Georgia Law Review
The third branch of our federal government has traditionally been viewed as the least of the three in terms of the scope of its power and authority. This view finds validation when one considers the extensive authority that Congress has been permitted to exercise over the Federal Judiciary. From the beginning, Congress has understood itself to possess the authority to limit the jurisdiction of inferior federal courts. The Supreme Court has acquiesced to this understanding of congressional authority without much thought or explanation.
It may be possible, however, to imagine a more robust vision of the Judicial Power through closer scrutiny of the history and text of Article III of the U.S. Constitution. The Constitution vests the Judicial Power of the United States exclusively in “one supreme Court, and in such inferior Courts as the Congress may from time to time ordain and establish.” This Article reviews historical evidence that reveals that delegates to the Federal Convention considered and rejected language that would have given Congress express authority to manipulate the jurisdiction of inferior federal courts. This fact, coupled with repeated indications by the Framers and by the delegates to state ratifying conventions that the independence of the Judicial Branch from each of the other branches was of paramount importance, may give some weight to an understanding of the Judicial Power that challenges — or at least may moderate — our understanding of Congress’s authority to withhold from the inferior federal courts some portion of the Judicial Power vested in them under Article III.

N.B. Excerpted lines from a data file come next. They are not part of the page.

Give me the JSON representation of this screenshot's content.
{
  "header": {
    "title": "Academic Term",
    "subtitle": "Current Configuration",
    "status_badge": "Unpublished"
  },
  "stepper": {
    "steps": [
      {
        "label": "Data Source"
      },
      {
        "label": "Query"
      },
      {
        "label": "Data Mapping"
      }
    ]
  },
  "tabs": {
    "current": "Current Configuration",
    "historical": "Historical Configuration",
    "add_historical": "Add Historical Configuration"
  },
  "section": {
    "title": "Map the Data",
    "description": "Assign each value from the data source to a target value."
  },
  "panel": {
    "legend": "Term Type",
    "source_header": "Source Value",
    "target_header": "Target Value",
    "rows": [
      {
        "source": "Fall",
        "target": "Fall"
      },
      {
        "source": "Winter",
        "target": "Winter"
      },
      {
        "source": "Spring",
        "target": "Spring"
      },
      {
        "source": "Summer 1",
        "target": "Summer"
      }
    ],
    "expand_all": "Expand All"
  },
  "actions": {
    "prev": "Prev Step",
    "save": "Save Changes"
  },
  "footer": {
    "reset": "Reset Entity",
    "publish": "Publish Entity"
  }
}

A. Benjamin Spencer, The Judicial Power and the Inferior Federal Courts: Exploring the Constitutional Vesting Thesis, 46 Ga. L. Rev. 1 (2011).